  • Be strategic about which membership organisations you will join. These things cost money to join and then money and time to attend events. Don’t renew without giving it some thought.
  • Get creative and investigate different opportunities and events. I’ll often see things mentioned on Linkedin or Eventbrite.

Thirdly, have some guidelines about what you are looking for in an event.

I have a limited budget and don’t want to commit too much time to random networking. So here are my guidelines:

  • I like to go to events that have educational value + networking
    • What is the talk about?
    • Who is giving it?
    • Who is going to be there?
    • What is the cost?
  • Sometimes I invite a client/contact to attend with me or message others to tell them that I am going
  • I ALWAYS stay for drinks
  • I try to get an attendance list or get there early to look at the name cards
  • I have a terrible memory so I make notes (straight after on my phone or notepaper) of who I meet and what we talked about.
  • And always follow up in the next couple of days-email a person to make time for a coffee if that was suggested, connect with all the people I met on Linkedin etc

Fourthly, work as a team.

  • Don’t all go to the same events or join the same networks
  • Review a list of referrers/contacts/clients and allocate individuals to be responsible for that relationship
  • Meet regularly as a team : stand-up meetings!
  • Track results as individuals and as a team
  • Use software to collaborate.
In Conclusion

There is no magic to any of this.
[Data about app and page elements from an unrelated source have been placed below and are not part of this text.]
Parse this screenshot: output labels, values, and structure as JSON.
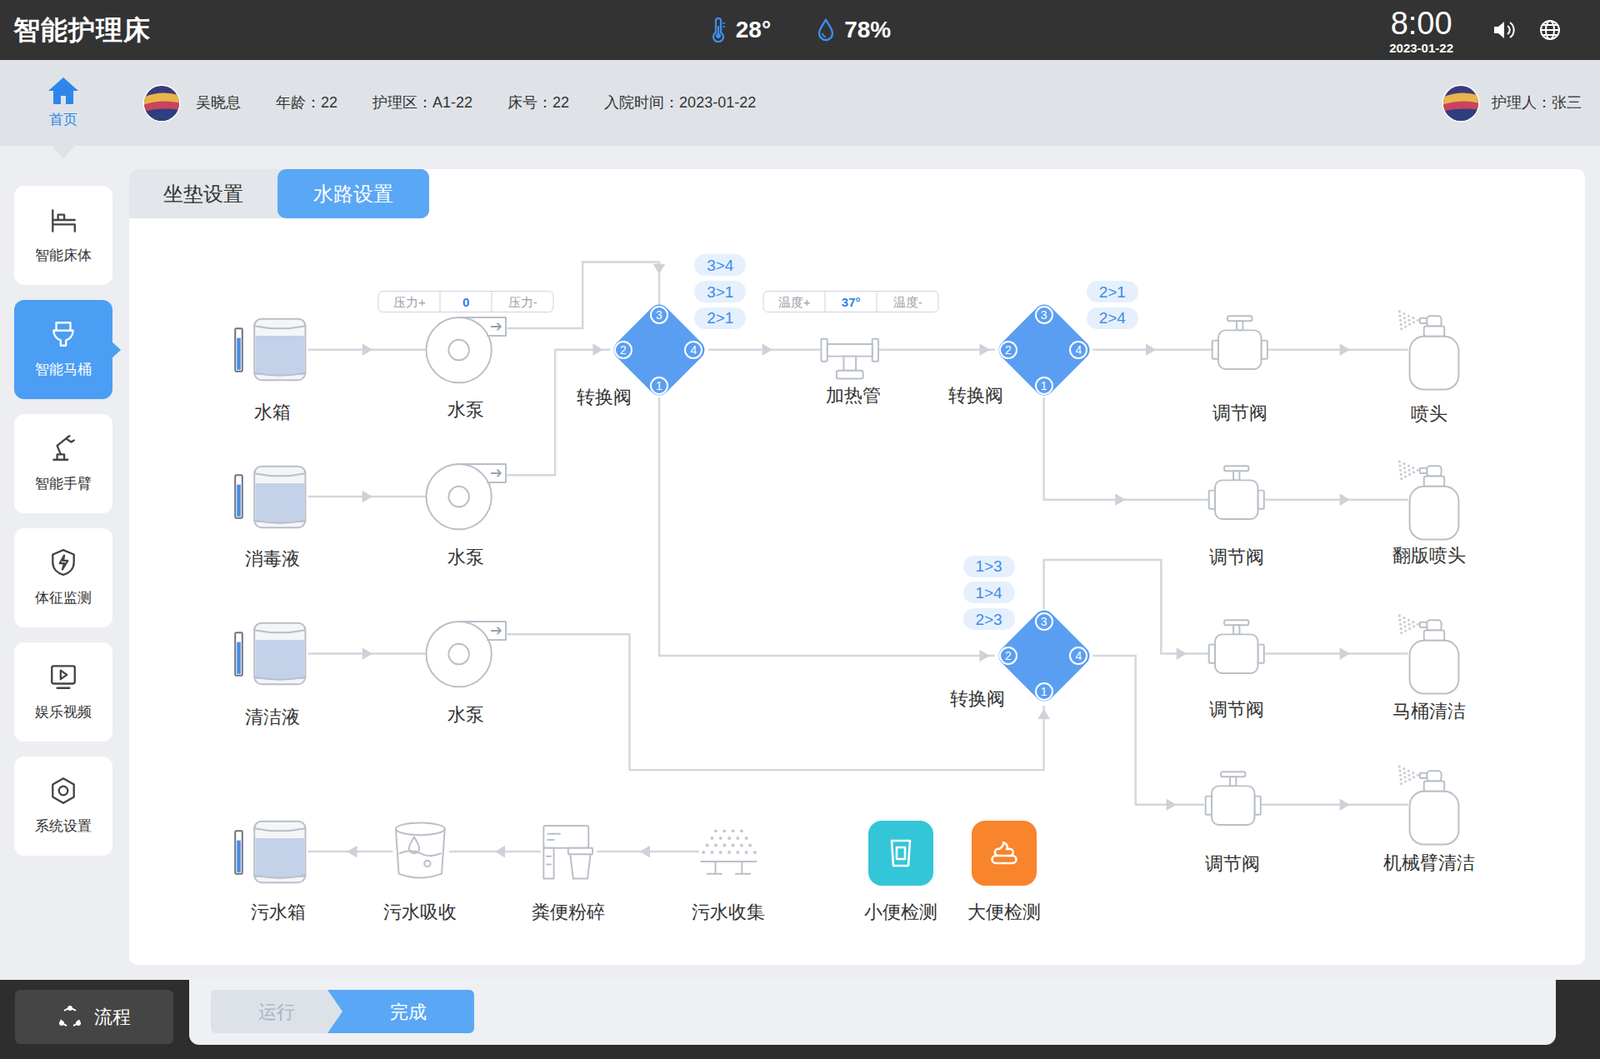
{
  "header": {
    "title": "智能护理床",
    "temperature": "28°",
    "humidity": "78%",
    "time": "8:00",
    "date": "2023-01-22"
  },
  "home": {
    "label": "首页",
    "selected": true
  },
  "patient": {
    "name": "吴晓息",
    "fields": [
      "年龄：22",
      "护理区：A1-22",
      "床号：22",
      "入院时间：2023-01-22"
    ]
  },
  "caregiver": {
    "label": "护理人：张三"
  },
  "sidebar": {
    "items": [
      {
        "label": "智能床体",
        "selected": false
      },
      {
        "label": "智能马桶",
        "selected": true
      },
      {
        "label": "智能手臂",
        "selected": false
      },
      {
        "label": "体征监测",
        "selected": false
      },
      {
        "label": "娱乐视频",
        "selected": false
      },
      {
        "label": "系统设置",
        "selected": false
      }
    ]
  },
  "tabs": [
    {
      "label": "坐垫设置",
      "selected": false
    },
    {
      "label": "水路设置",
      "selected": true
    }
  ],
  "diagram": {
    "supplies": [
      {
        "tank": "水箱",
        "pump": "水泵",
        "level": 0.8
      },
      {
        "tank": "消毒液",
        "pump": "水泵",
        "level": 0.8
      },
      {
        "tank": "清洁液",
        "pump": "水泵",
        "level": 0.8
      }
    ],
    "pressure": {
      "plus": "压力+",
      "value": "0",
      "minus": "压力-"
    },
    "heater": {
      "label": "加热管"
    },
    "temperature": {
      "plus": "温度+",
      "value": "37°",
      "minus": "温度-"
    },
    "valves": [
      {
        "label": "转换阀",
        "ports": [
          "1",
          "2",
          "3",
          "4"
        ],
        "options": [
          "3>4",
          "3>1",
          "2>1"
        ]
      },
      {
        "label": "转换阀",
        "ports": [
          "1",
          "2",
          "3",
          "4"
        ],
        "options": [
          "2>1",
          "2>4"
        ]
      },
      {
        "label": "转换阀",
        "ports": [
          "1",
          "2",
          "3",
          "4"
        ],
        "options": [
          "1>3",
          "1>4",
          "2>3"
        ]
      }
    ],
    "outputs": [
      {
        "regulator": "调节阀",
        "outlet": "喷头"
      },
      {
        "regulator": "调节阀",
        "outlet": "翻版喷头"
      },
      {
        "regulator": "调节阀",
        "outlet": "马桶清洁"
      },
      {
        "regulator": "调节阀",
        "outlet": "机械臂清洁"
      }
    ],
    "waste": [
      {
        "label": "污水箱",
        "kind": "tank",
        "level": 0.8
      },
      {
        "label": "污水吸收",
        "kind": "absorb"
      },
      {
        "label": "粪便粉碎",
        "kind": "crush"
      },
      {
        "label": "污水收集",
        "kind": "collect"
      }
    ],
    "detections": [
      {
        "label": "小便检测",
        "color": "#33c6d9"
      },
      {
        "label": "大便检测",
        "color": "#f8842c"
      }
    ]
  },
  "footer": {
    "flow": "流程",
    "steps": [
      {
        "label": "运行",
        "selected": false
      },
      {
        "label": "完成",
        "selected": true
      }
    ]
  }
}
Networking is about learning skills, practising and then getting strategic about what you do as no one has endless time and unlimited budget. As Nelson Mandela said “I never fail. I either win or learn”.

Cathryn Urquhart studied Law at UWA and was admitted in WA in 1988., She did her articles at Phillips Fox (now Lavan) and then was the, Associate to Chief Justice French when he was a justice of the Federal, Court. Then followed a time at Parkers (now Freehills), 3 children, a, period as Claims Solicitor and Risk Management trainer at Law Mutual, WA, a Senior Associate at Allens and at various times Cathryn has, lectured/tutored at UWA, Notre Dame, Articles Training Program and, College of Law. Most recently she has been a CPD Lawyer at the Law, Society of WA but in mid 2015 left to set up her own business as a, Professional Skills Trainer and Coach. She also works for the College of, Law as an Adjunct Lecturer and is the Facilitator/Presenter at the new , Legal Practice, Management Course. She facilitates in-house training at law firms, , presents to a, wide variety of professional groups and conducts one-on-one coaching. Connect with Cathryn via LinkedIn .